[What you are asked to do] This calls for a word-for-word copy of all the data, with each picture removed.

[Material supplied]

##########

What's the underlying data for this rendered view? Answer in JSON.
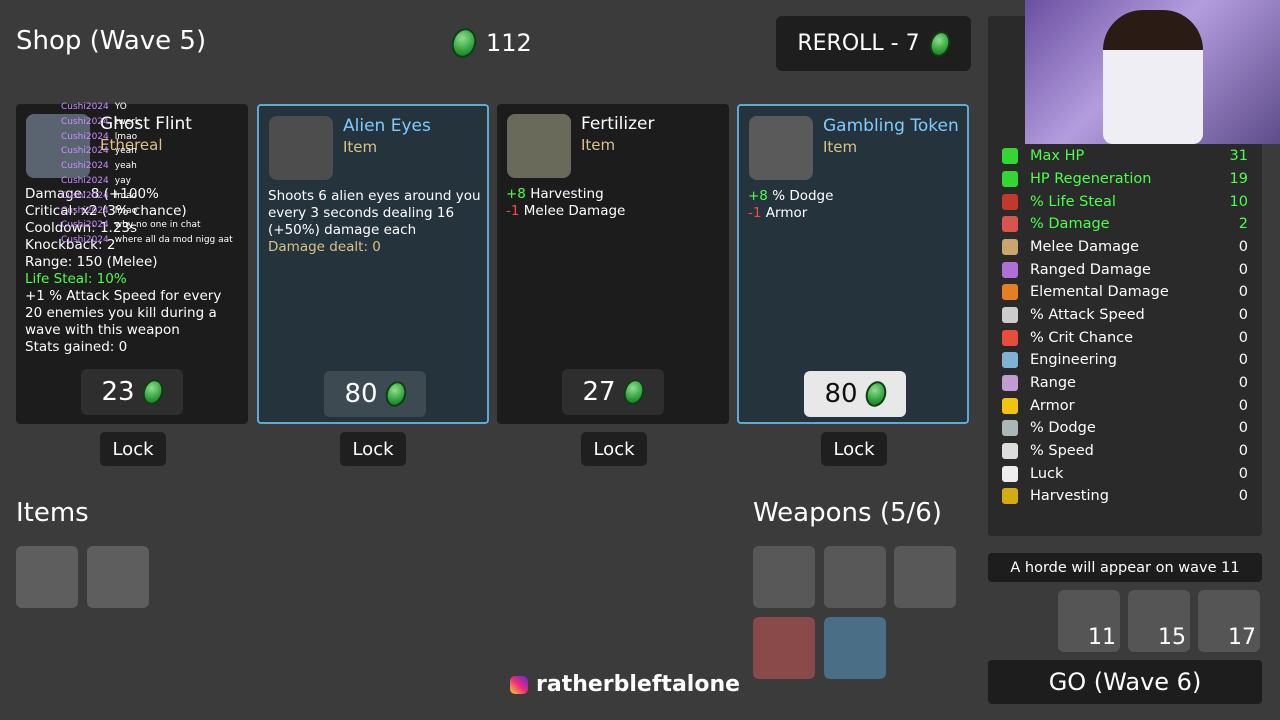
{
  "shop_title": "Shop (Wave 5)",
  "materials": "112",
  "reroll_label": "REROLL - 7",
  "cards": [
    {
      "name": "Ghost Flint",
      "sub": "Ethereal",
      "lines": [
        {
          "t": "Damage: 8 (+100%",
          "c": "normal"
        },
        {
          "t": "Critical: x2 (3% chance)",
          "c": "normal"
        },
        {
          "t": "Cooldown: 1.23s",
          "c": "normal"
        },
        {
          "t": "Knockback: 2",
          "c": "normal"
        },
        {
          "t": "Range: 150 (Melee)",
          "c": "normal"
        },
        {
          "t": "Life Steal: 10%",
          "c": "green"
        },
        {
          "t": "+1 % Attack Speed for every 20 enemies you kill during a wave with this weapon",
          "c": "green"
        },
        {
          "t": "Stats gained: 0",
          "c": "tan"
        }
      ],
      "price": "23",
      "lock": "Lock"
    },
    {
      "name": "Alien Eyes",
      "sub": "Item",
      "desc": "Shoots 6 alien eyes around you every 3 seconds dealing 16 (+50%) damage each",
      "extra": "Damage dealt: 0",
      "price": "80",
      "lock": "Lock"
    },
    {
      "name": "Fertilizer",
      "sub": "Item",
      "mods": [
        {
          "v": "+8",
          "s": "Harvesting",
          "c": "green"
        },
        {
          "v": "-1",
          "s": "Melee Damage",
          "c": "red"
        }
      ],
      "price": "27",
      "lock": "Lock"
    },
    {
      "name": "Gambling Token",
      "sub": "Item",
      "mods": [
        {
          "v": "+8",
          "s": "% Dodge",
          "c": "green"
        },
        {
          "v": "-1",
          "s": "Armor",
          "c": "red"
        }
      ],
      "price": "80",
      "lock": "Lock"
    }
  ],
  "items_title": "Items",
  "weapons_title": "Weapons (5/6)",
  "stats": [
    {
      "label": "Max HP",
      "value": "31",
      "hl": true,
      "color": "#33d633"
    },
    {
      "label": "HP Regeneration",
      "value": "19",
      "hl": true,
      "color": "#33d633"
    },
    {
      "label": "% Life Steal",
      "value": "10",
      "hl": true,
      "color": "#c0392b"
    },
    {
      "label": "% Damage",
      "value": "2",
      "hl": true,
      "color": "#d9534f"
    },
    {
      "label": "Melee Damage",
      "value": "0",
      "hl": false,
      "color": "#c9a66b"
    },
    {
      "label": "Ranged Damage",
      "value": "0",
      "hl": false,
      "color": "#b06fd6"
    },
    {
      "label": "Elemental Damage",
      "value": "0",
      "hl": false,
      "color": "#e67e22"
    },
    {
      "label": "% Attack Speed",
      "value": "0",
      "hl": false,
      "color": "#cccccc"
    },
    {
      "label": "% Crit Chance",
      "value": "0",
      "hl": false,
      "color": "#e74c3c"
    },
    {
      "label": "Engineering",
      "value": "0",
      "hl": false,
      "color": "#7fb3d5"
    },
    {
      "label": "Range",
      "value": "0",
      "hl": false,
      "color": "#c39bd3"
    },
    {
      "label": "Armor",
      "value": "0",
      "hl": false,
      "color": "#f1c40f"
    },
    {
      "label": "% Dodge",
      "value": "0",
      "hl": false,
      "color": "#aab7b8"
    },
    {
      "label": "% Speed",
      "value": "0",
      "hl": false,
      "color": "#dddddd"
    },
    {
      "label": "Luck",
      "value": "0",
      "hl": false,
      "color": "#eeeeee"
    },
    {
      "label": "Harvesting",
      "value": "0",
      "hl": false,
      "color": "#d4ac0d"
    }
  ],
  "horde_text": "A horde will appear on wave 11",
  "enemy_waves": [
    "11",
    "15",
    "17"
  ],
  "go_label": "GO (Wave 6)",
  "chat": [
    {
      "user": "Cushi2024",
      "msg": "YO"
    },
    {
      "user": "Cushi2024",
      "msg": "twerk"
    },
    {
      "user": "Cushi2024",
      "msg": "lmao"
    },
    {
      "user": "Cushi2024",
      "msg": "yeah"
    },
    {
      "user": "Cushi2024",
      "msg": "yeah"
    },
    {
      "user": "Cushi2024",
      "msg": "yay"
    },
    {
      "user": "Cushi2024",
      "msg": "lmao"
    },
    {
      "user": "Cushi2024",
      "msg": "lmao"
    },
    {
      "user": "Cushi2024",
      "msg": "why no one in chat"
    },
    {
      "user": "Cushi2024",
      "msg": "where all da mod nigg aat"
    }
  ],
  "handle": "ratherbleftalone",
  "colors": {
    "accent_blue": "#5fa9d6",
    "material_green": "#2f9e3a"
  }
}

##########

[Task output]
What's the underlying data for this rendered view? Answer in JSON.
{
  "shop_title": "Shop (Wave 5)",
  "materials": "112",
  "reroll_label": "REROLL - 7",
  "cards": [
    {
      "name": "Ghost Flint",
      "sub": "Ethereal",
      "lines": [
        {
          "t": "Damage: 8 (+100%",
          "c": "normal"
        },
        {
          "t": "Critical: x2 (3% chance)",
          "c": "normal"
        },
        {
          "t": "Cooldown: 1.23s",
          "c": "normal"
        },
        {
          "t": "Knockback: 2",
          "c": "normal"
        },
        {
          "t": "Range: 150 (Melee)",
          "c": "normal"
        },
        {
          "t": "Life Steal: 10%",
          "c": "green"
        },
        {
          "t": "+1 % Attack Speed for every 20 enemies you kill during a wave with this weapon",
          "c": "green"
        },
        {
          "t": "Stats gained: 0",
          "c": "tan"
        }
      ],
      "price": "23",
      "lock": "Lock"
    },
    {
      "name": "Alien Eyes",
      "sub": "Item",
      "desc": "Shoots 6 alien eyes around you every 3 seconds dealing 16 (+50%) damage each",
      "extra": "Damage dealt: 0",
      "price": "80",
      "lock": "Lock"
    },
    {
      "name": "Fertilizer",
      "sub": "Item",
      "mods": [
        {
          "v": "+8",
          "s": "Harvesting",
          "c": "green"
        },
        {
          "v": "-1",
          "s": "Melee Damage",
          "c": "red"
        }
      ],
      "price": "27",
      "lock": "Lock"
    },
    {
      "name": "Gambling Token",
      "sub": "Item",
      "mods": [
        {
          "v": "+8",
          "s": "% Dodge",
          "c": "green"
        },
        {
          "v": "-1",
          "s": "Armor",
          "c": "red"
        }
      ],
      "price": "80",
      "lock": "Lock"
    }
  ],
  "items_title": "Items",
  "weapons_title": "Weapons (5/6)",
  "stats": [
    {
      "label": "Max HP",
      "value": "31",
      "hl": true,
      "color": "#33d633"
    },
    {
      "label": "HP Regeneration",
      "value": "19",
      "hl": true,
      "color": "#33d633"
    },
    {
      "label": "% Life Steal",
      "value": "10",
      "hl": true,
      "color": "#c0392b"
    },
    {
      "label": "% Damage",
      "value": "2",
      "hl": true,
      "color": "#d9534f"
    },
    {
      "label": "Melee Damage",
      "value": "0",
      "hl": false,
      "color": "#c9a66b"
    },
    {
      "label": "Ranged Damage",
      "value": "0",
      "hl": false,
      "color": "#b06fd6"
    },
    {
      "label": "Elemental Damage",
      "value": "0",
      "hl": false,
      "color": "#e67e22"
    },
    {
      "label": "% Attack Speed",
      "value": "0",
      "hl": false,
      "color": "#cccccc"
    },
    {
      "label": "% Crit Chance",
      "value": "0",
      "hl": false,
      "color": "#e74c3c"
    },
    {
      "label": "Engineering",
      "value": "0",
      "hl": false,
      "color": "#7fb3d5"
    },
    {
      "label": "Range",
      "value": "0",
      "hl": false,
      "color": "#c39bd3"
    },
    {
      "label": "Armor",
      "value": "0",
      "hl": false,
      "color": "#f1c40f"
    },
    {
      "label": "% Dodge",
      "value": "0",
      "hl": false,
      "color": "#aab7b8"
    },
    {
      "label": "% Speed",
      "value": "0",
      "hl": false,
      "color": "#dddddd"
    },
    {
      "label": "Luck",
      "value": "0",
      "hl": false,
      "color": "#eeeeee"
    },
    {
      "label": "Harvesting",
      "value": "0",
      "hl": false,
      "color": "#d4ac0d"
    }
  ],
  "horde_text": "A horde will appear on wave 11",
  "enemy_waves": [
    "11",
    "15",
    "17"
  ],
  "go_label": "GO (Wave 6)",
  "chat": [
    {
      "user": "Cushi2024",
      "msg": "YO"
    },
    {
      "user": "Cushi2024",
      "msg": "twerk"
    },
    {
      "user": "Cushi2024",
      "msg": "lmao"
    },
    {
      "user": "Cushi2024",
      "msg": "yeah"
    },
    {
      "user": "Cushi2024",
      "msg": "yeah"
    },
    {
      "user": "Cushi2024",
      "msg": "yay"
    },
    {
      "user": "Cushi2024",
      "msg": "lmao"
    },
    {
      "user": "Cushi2024",
      "msg": "lmao"
    },
    {
      "user": "Cushi2024",
      "msg": "why no one in chat"
    },
    {
      "user": "Cushi2024",
      "msg": "where all da mod nigg aat"
    }
  ],
  "handle": "ratherbleftalone",
  "colors": {
    "accent_blue": "#5fa9d6",
    "material_green": "#2f9e3a"
  }
}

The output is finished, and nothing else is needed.